I’m going to say this once here, and then—because it is obvious—I will not repeat it in the course of this book: not all boys engage in such behavior, not by a long shot, and many young men are girls’ staunchest allies. However, every girl I spoke with, every single girl—regardless of her class, ethnicity, or sexual orientation; regardless of what she wore, regardless of her appearance—had been harassed in middle school, high school, college, or, often, all three. Who, then, is truly at risk of being “distracted” at school?
At best, blaming girls’ clothing for the thoughts and actions of boys is counterproductive. At worst, it’s a short step from there to “she was asking for it.” Yet, I also can’t help but feel that girls such as Camila, who favors what she called “more so-called provocative” clothing, are missing something. Taking up the right to bare arms (and legs and cleavage and midriffs) as a feminist rallying cry strikes me as suspiciously Orwellian.

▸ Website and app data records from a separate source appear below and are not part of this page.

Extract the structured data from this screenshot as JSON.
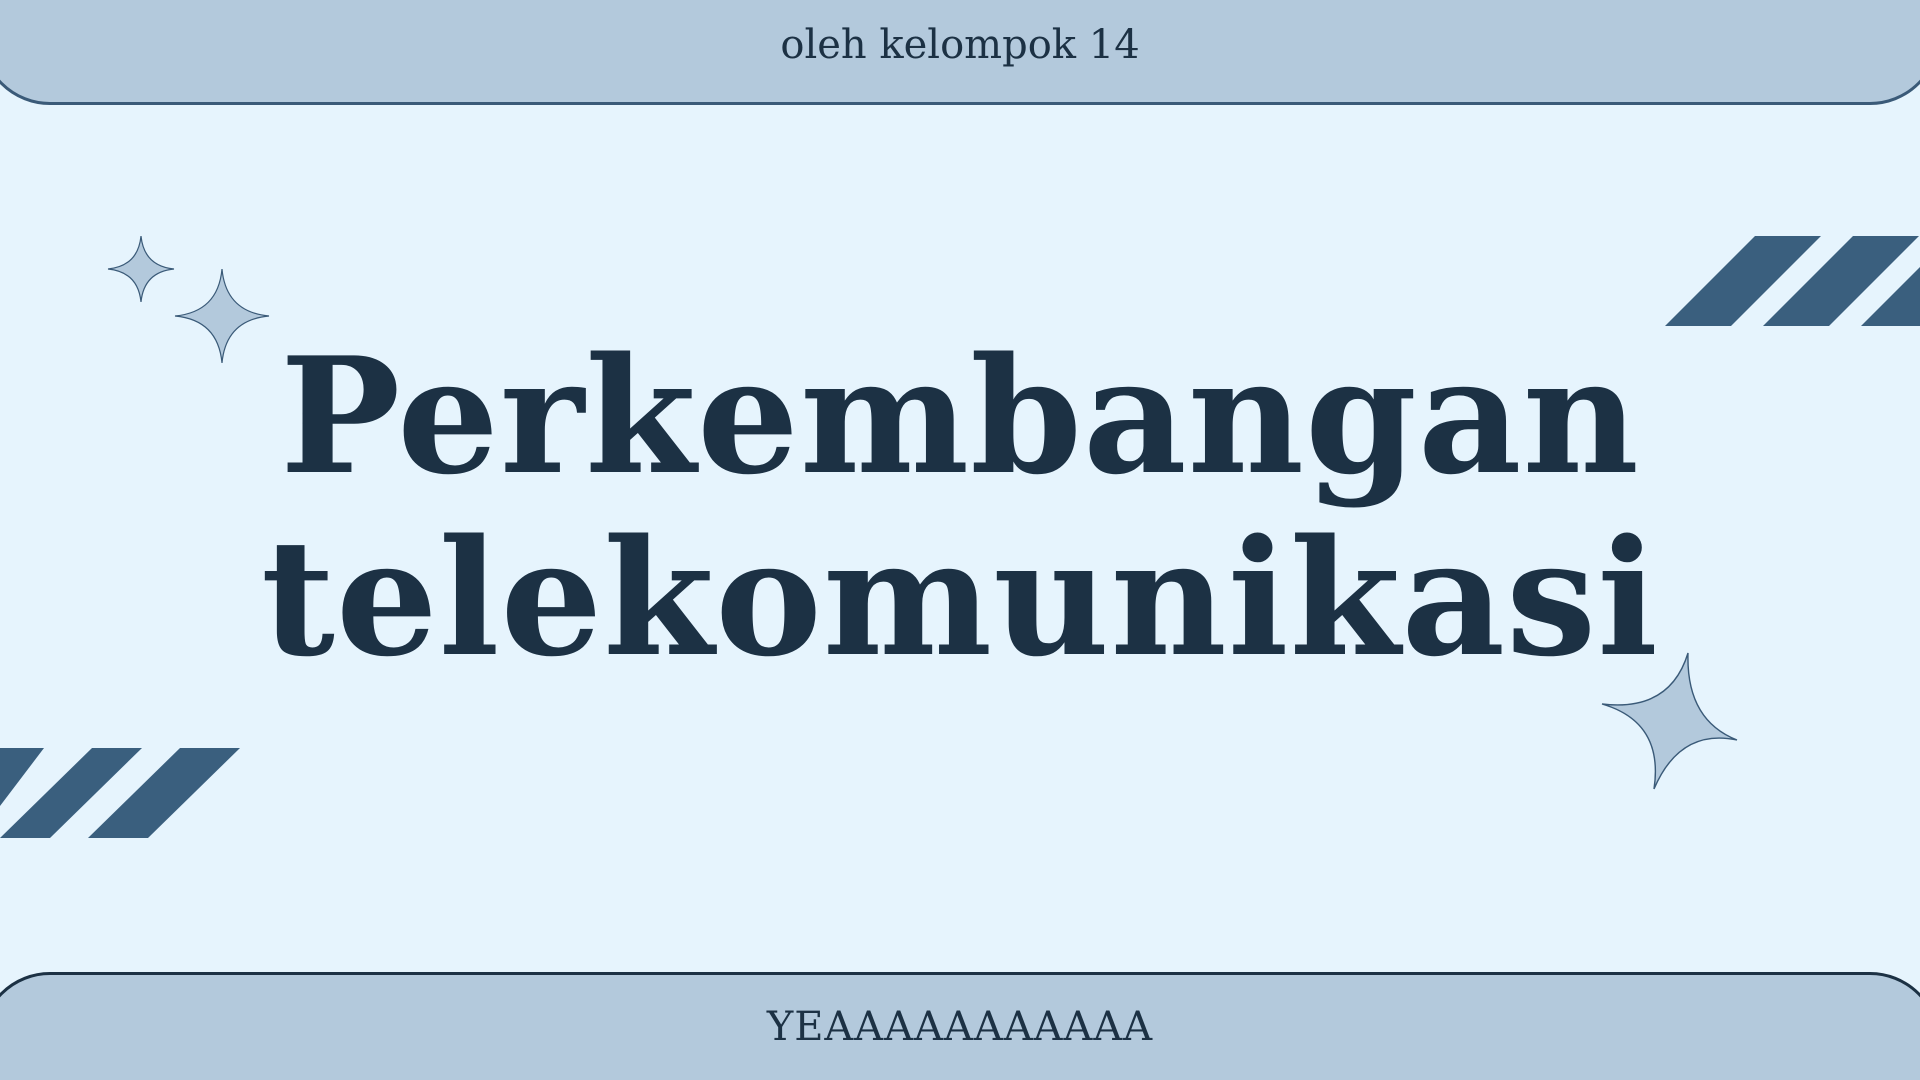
{
  "slide": {
    "subtitle": "oleh kelompok 14",
    "title_line1": "Perkembangan",
    "title_line2": "telekomunikasi",
    "footer": "YEAAAAAAAAAAA"
  },
  "colors": {
    "background": "#e6f4fd",
    "band": "#b3c9dc",
    "stripe": "#3a5f7e",
    "text": "#1c3144"
  },
  "icons": [
    "sparkle-icon",
    "diagonal-stripes"
  ]
}
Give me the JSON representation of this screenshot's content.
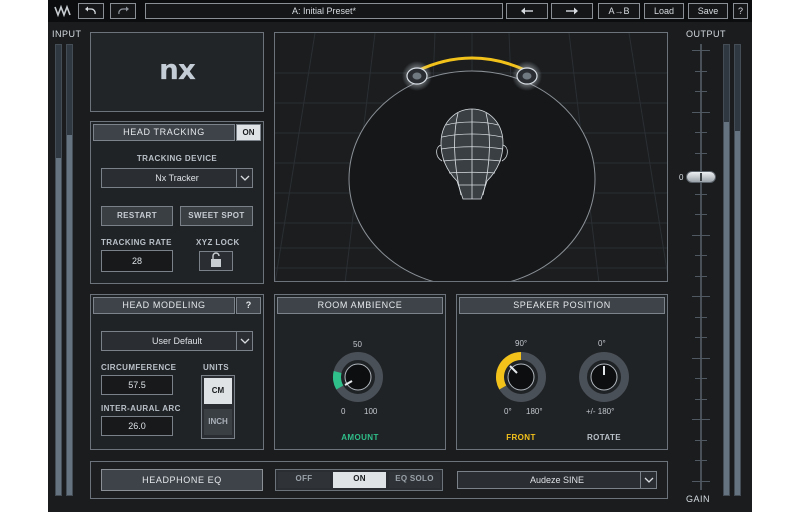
{
  "toolbar": {
    "undo_icon": "undo-icon",
    "redo_icon": "redo-icon",
    "preset_name": "A: Initial Preset*",
    "ab_label": "A→B",
    "load_label": "Load",
    "save_label": "Save",
    "help_label": "?"
  },
  "meters": {
    "input_title": "INPUT",
    "output_title": "OUTPUT",
    "gain_label": "GAIN",
    "gain_value": "0"
  },
  "logo": {
    "text": "nx"
  },
  "head_tracking": {
    "title": "HEAD TRACKING",
    "on_label": "ON",
    "device_label": "TRACKING DEVICE",
    "device_value": "Nx Tracker",
    "restart_label": "RESTART",
    "sweet_spot_label": "SWEET SPOT",
    "rate_label": "TRACKING RATE",
    "rate_value": "28",
    "xyz_lock_label": "XYZ LOCK"
  },
  "head_modeling": {
    "title": "HEAD MODELING",
    "help_label": "?",
    "preset_value": "User Default",
    "circumference_label": "CIRCUMFERENCE",
    "circumference_value": "57.5",
    "interaural_label": "INTER-AURAL ARC",
    "interaural_value": "26.0",
    "units_label": "UNITS",
    "cm_label": "CM",
    "inch_label": "INCH"
  },
  "room_ambience": {
    "title": "ROOM AMBIENCE",
    "top_value": "50",
    "min_value": "0",
    "max_value": "100",
    "knob_label": "AMOUNT"
  },
  "speaker_position": {
    "title": "SPEAKER POSITION",
    "front_top": "90°",
    "front_min": "0°",
    "front_max": "180°",
    "front_label": "FRONT",
    "rotate_top": "0°",
    "rotate_range": "+/- 180°",
    "rotate_label": "ROTATE"
  },
  "headphone_eq": {
    "title": "HEADPHONE EQ",
    "off_label": "OFF",
    "on_label": "ON",
    "solo_label": "EQ SOLO",
    "model_value": "Audeze SINE"
  },
  "colors": {
    "accent_green": "#2fbf8a",
    "accent_yellow": "#f2c21b",
    "panel_bg": "#202326",
    "border": "#6c737b"
  }
}
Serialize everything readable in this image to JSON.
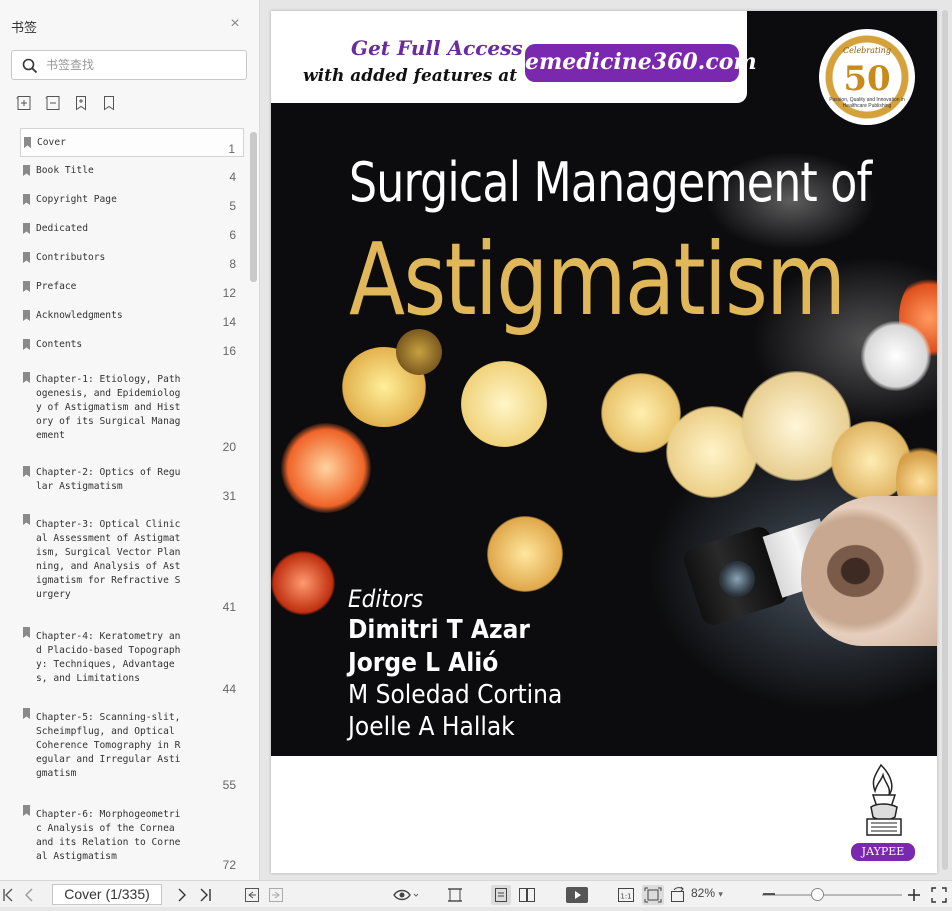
{
  "sidebar": {
    "title": "书签",
    "search_placeholder": "书签查找",
    "bookmarks": [
      {
        "label": "Cover",
        "page": "1"
      },
      {
        "label": "Book Title",
        "page": "4"
      },
      {
        "label": "Copyright Page",
        "page": "5"
      },
      {
        "label": "Dedicated",
        "page": "6"
      },
      {
        "label": "Contributors",
        "page": "8"
      },
      {
        "label": "Preface",
        "page": "12"
      },
      {
        "label": "Acknowledgments",
        "page": "14"
      },
      {
        "label": "Contents",
        "page": "16"
      },
      {
        "label": "Chapter-1: Etiology, Pathogenesis, and Epidemiology of Astigmatism and History of its Surgical Management",
        "page": "20"
      },
      {
        "label": "Chapter-2: Optics of Regular Astigmatism",
        "page": "31"
      },
      {
        "label": "Chapter-3: Optical Clinical Assessment of Astigmatism, Surgical Vector Planning, and Analysis of Astigmatism for Refractive Surgery",
        "page": "41"
      },
      {
        "label": "Chapter-4: Keratometry and Placido-based Topography: Techniques, Advantages, and Limitations",
        "page": "44"
      },
      {
        "label": "Chapter-5: Scanning-slit, Scheimpflug, and Optical Coherence Tomography in Regular and Irregular Astigmatism",
        "page": "55"
      },
      {
        "label": "Chapter-6: Morphogeometric Analysis of the Cornea and its Relation to Corneal Astigmatism",
        "page": "72"
      }
    ]
  },
  "cover": {
    "banner_line1": "Get Full Access",
    "banner_line2": "with added features at",
    "banner_site": "emedicine360.com",
    "seal_top": "Celebrating",
    "seal_number": "50",
    "seal_bottom": "Passion, Quality and Innovation in Healthcare Publishing",
    "title_line1": "Surgical Management of",
    "title_line2": "Astigmatism",
    "editors_label": "Editors",
    "editors": [
      "Dimitri T Azar",
      "Jorge L Alió",
      "M Soledad Cortina",
      "Joelle A Hallak"
    ],
    "publisher": "JAYPEE",
    "title_color": "#e0b85a",
    "accent_purple": "#7a28b0"
  },
  "toolbar": {
    "page_indicator": "Cover (1/335)",
    "zoom": "82%"
  }
}
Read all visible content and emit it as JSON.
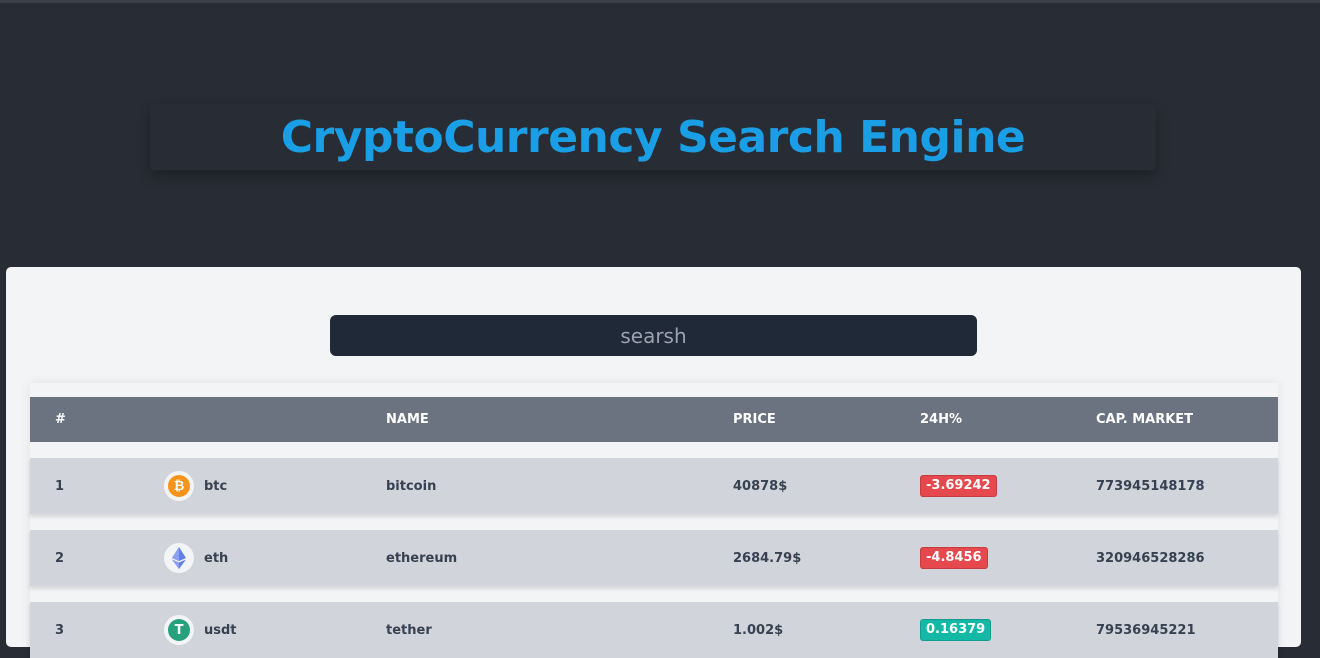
{
  "header": {
    "title": "CryptoCurrency Search Engine"
  },
  "search": {
    "placeholder": "searsh"
  },
  "table": {
    "columns": [
      "#",
      "",
      "NAME",
      "PRICE",
      "24H%",
      "CAP. MARKET"
    ],
    "rows": [
      {
        "rank": "1",
        "symbol": "btc",
        "name": "bitcoin",
        "price": "40878$",
        "change": "-3.69242",
        "change_color": "#e5484d",
        "cap": "773945148178",
        "icon": "bitcoin-icon",
        "icon_color": "#f7931a",
        "icon_glyph": "₿"
      },
      {
        "rank": "2",
        "symbol": "eth",
        "name": "ethereum",
        "price": "2684.79$",
        "change": "-4.8456",
        "change_color": "#e5484d",
        "cap": "320946528286",
        "icon": "ethereum-icon",
        "icon_color": "#627eea",
        "icon_glyph": "◆"
      },
      {
        "rank": "3",
        "symbol": "usdt",
        "name": "tether",
        "price": "1.002$",
        "change": "0.16379",
        "change_color": "#14b8a6",
        "cap": "79536945221",
        "icon": "tether-icon",
        "icon_color": "#26a17b",
        "icon_glyph": "T"
      }
    ]
  },
  "colors": {
    "background": "#282c34",
    "title": "#1a9ee6",
    "panel": "#f3f4f6",
    "table_header": "#6b7280",
    "row": "#d1d5db",
    "negative": "#e5484d",
    "positive": "#14b8a6"
  }
}
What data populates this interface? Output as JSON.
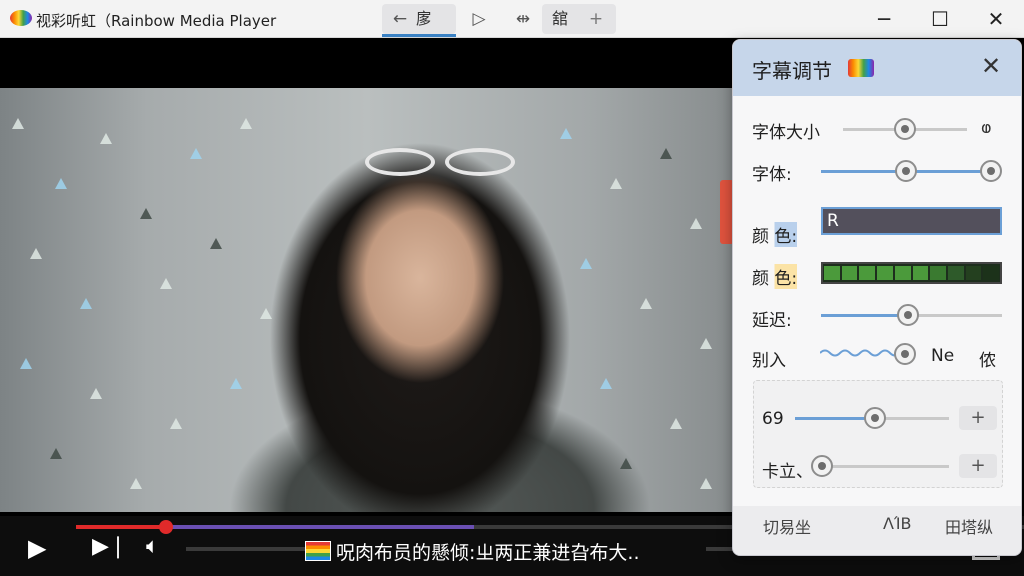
{
  "window": {
    "title": "视彩听虹（Rainbow Media Player",
    "toolbar": {
      "back_label": "扅",
      "back_arrow": "←",
      "play": "▷",
      "move": "⇹",
      "tool_label": "舘"
    },
    "controls": {
      "minimize": "─",
      "maximize": "☐",
      "close": "✕"
    }
  },
  "player": {
    "progress_fraction": 0.095,
    "buffer_fraction": 0.42,
    "caption": "呪肉布员的懸倾:ㄓ两正兼进旮布大.."
  },
  "panel": {
    "title": "字幕调节",
    "rows": {
      "font_size": {
        "label": "字体大小",
        "end": "ⱷ",
        "value": 0.5
      },
      "font": {
        "label": "字体:",
        "value_min": 0.5,
        "value_max": 1.0
      },
      "color1": {
        "label": "颜 色:",
        "value": "R"
      },
      "color2": {
        "label": "颜 色:"
      },
      "delay": {
        "label": "延迟:",
        "value": 0.48
      },
      "effect": {
        "label": "别入",
        "value": 0.99,
        "end_label_1": "Ne",
        "end_label_2": "侬"
      },
      "size69": {
        "label": "69",
        "value": 0.52,
        "button": "+"
      },
      "pos": {
        "label": "卡立、",
        "value": 0.02,
        "button": "+"
      }
    },
    "footer": {
      "label_1": "切易坐",
      "label_2": "ΛΊB",
      "label_3": "田塔纵"
    }
  },
  "colors": {
    "accent": "#6b9fd6",
    "progress": "#e02a2a",
    "panel_header": "#c6d6ea"
  },
  "icons": {
    "play": "play-icon",
    "next": "skip-next-icon",
    "volume": "volume-icon",
    "settings": "gear-icon",
    "fullscreen": "fullscreen-icon"
  }
}
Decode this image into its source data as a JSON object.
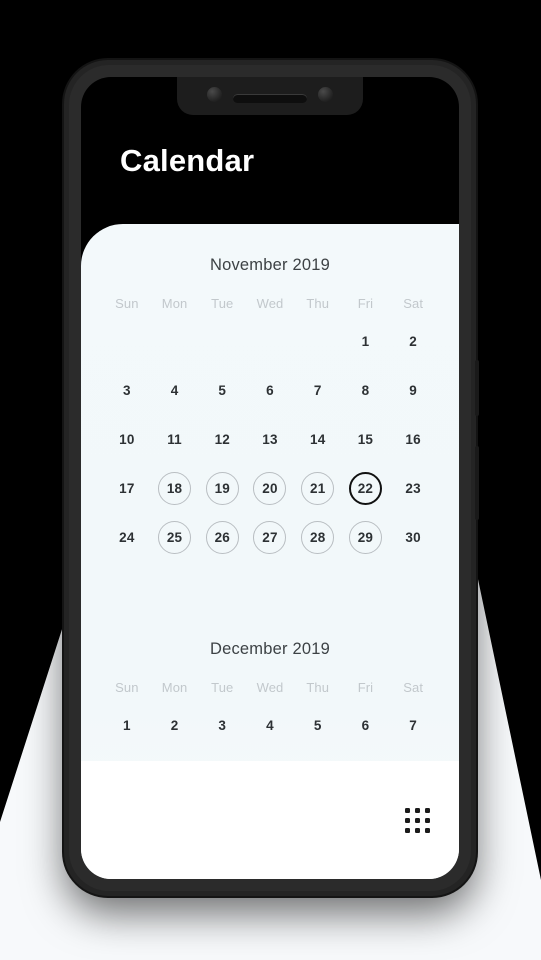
{
  "app": {
    "title": "Calendar",
    "title_color": "#ffffff"
  },
  "theme": {
    "background_dark": "#000000",
    "background_light": "#f7f9fb",
    "card_background": "#f3f9fb",
    "footer_background": "#ffffff",
    "day_text": "#2d3134",
    "weekday_text": "#c2c8cc",
    "month_title": "#3d4245",
    "ring_color": "#b9bec2",
    "today_ring_color": "#111111"
  },
  "weekdays": [
    "Sun",
    "Mon",
    "Tue",
    "Wed",
    "Thu",
    "Fri",
    "Sat"
  ],
  "months": [
    {
      "title": "November 2019",
      "weeks": [
        [
          {
            "label": "",
            "state": "empty"
          },
          {
            "label": "",
            "state": "empty"
          },
          {
            "label": "",
            "state": "empty"
          },
          {
            "label": "",
            "state": "empty"
          },
          {
            "label": "",
            "state": "empty"
          },
          {
            "label": "1",
            "state": "plain"
          },
          {
            "label": "2",
            "state": "plain"
          }
        ],
        [
          {
            "label": "3",
            "state": "plain"
          },
          {
            "label": "4",
            "state": "plain"
          },
          {
            "label": "5",
            "state": "plain"
          },
          {
            "label": "6",
            "state": "plain"
          },
          {
            "label": "7",
            "state": "plain"
          },
          {
            "label": "8",
            "state": "plain"
          },
          {
            "label": "9",
            "state": "plain"
          }
        ],
        [
          {
            "label": "10",
            "state": "plain"
          },
          {
            "label": "11",
            "state": "plain"
          },
          {
            "label": "12",
            "state": "plain"
          },
          {
            "label": "13",
            "state": "plain"
          },
          {
            "label": "14",
            "state": "plain"
          },
          {
            "label": "15",
            "state": "plain"
          },
          {
            "label": "16",
            "state": "plain"
          }
        ],
        [
          {
            "label": "17",
            "state": "plain"
          },
          {
            "label": "18",
            "state": "ring"
          },
          {
            "label": "19",
            "state": "ring"
          },
          {
            "label": "20",
            "state": "ring"
          },
          {
            "label": "21",
            "state": "ring"
          },
          {
            "label": "22",
            "state": "today"
          },
          {
            "label": "23",
            "state": "plain"
          }
        ],
        [
          {
            "label": "24",
            "state": "plain"
          },
          {
            "label": "25",
            "state": "ring"
          },
          {
            "label": "26",
            "state": "ring"
          },
          {
            "label": "27",
            "state": "ring"
          },
          {
            "label": "28",
            "state": "ring"
          },
          {
            "label": "29",
            "state": "ring"
          },
          {
            "label": "30",
            "state": "plain"
          }
        ]
      ]
    },
    {
      "title": "December 2019",
      "weeks": [
        [
          {
            "label": "1",
            "state": "plain"
          },
          {
            "label": "2",
            "state": "plain"
          },
          {
            "label": "3",
            "state": "plain"
          },
          {
            "label": "4",
            "state": "plain"
          },
          {
            "label": "5",
            "state": "plain"
          },
          {
            "label": "6",
            "state": "plain"
          },
          {
            "label": "7",
            "state": "plain"
          }
        ]
      ]
    }
  ],
  "footer": {
    "apps_icon": "apps-grid-icon",
    "apps_icon_dots": 9
  }
}
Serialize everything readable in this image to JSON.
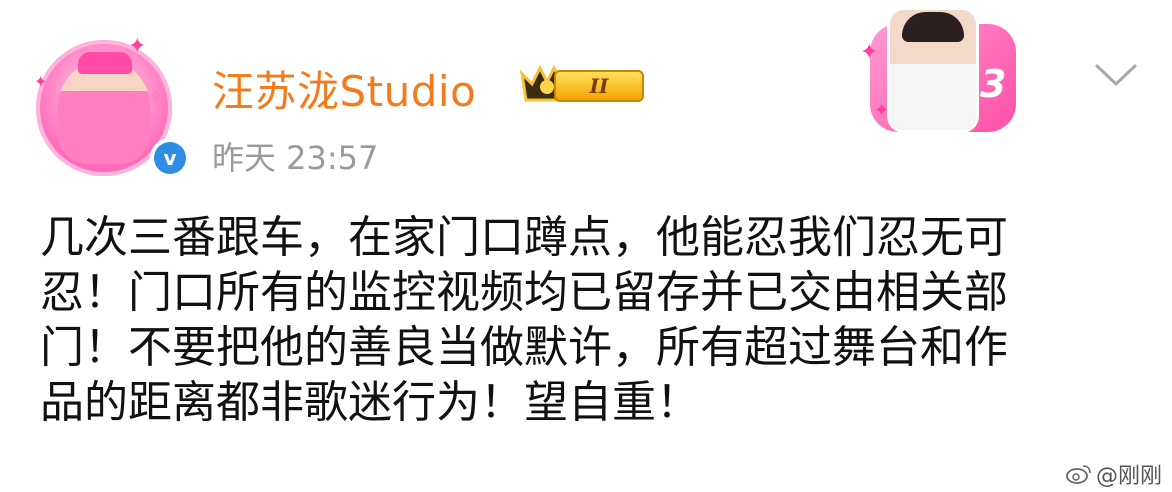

I recall the simple litmus test for sexism proposed by British feminist Caitlin Moran, one that Camila unconsciously referenced: Are the guys doing it, too? “If they aren’t,” Moran wrote, “chances are you’re dealing with what we strident feminists refer to as ‘some total fucking bullshit.’”
So while only girls get catcalled, it’s also true that only girls’ fashions urge body consciousness at the very youngest ages. Target offers bikinis for infants. The Gap hawks “skinny jeans” for toddlers. Preschoolers worship Disney princesses, characters whose eyes are larger than their waists. No one is trying to convince eleven-year-old boys to wear itty-bitty booty shorts or bare their bellies in the middle of winter. As concerned as I am about the policing of girls’ sexuality through clothing, I also worry about the incessant drumbeat of self-objectification: the pressure on young women to reduce their worth to their bodies and to see those bodies as a collection of parts that exist for others’ pleasure; to continuously monitor their appearance; to perform rather than to feel sensuality. I recall a conversation I had with Deborah Tolman, a professor at Hunter College and perhaps the foremost expert on teenage girls’ sexual desire. In her work, she said, girls had begun responding “to questions about how their bodies feel—questions about sexuality or arousal—by describing how they think they look. I have to remind them that looking good is not a feeling.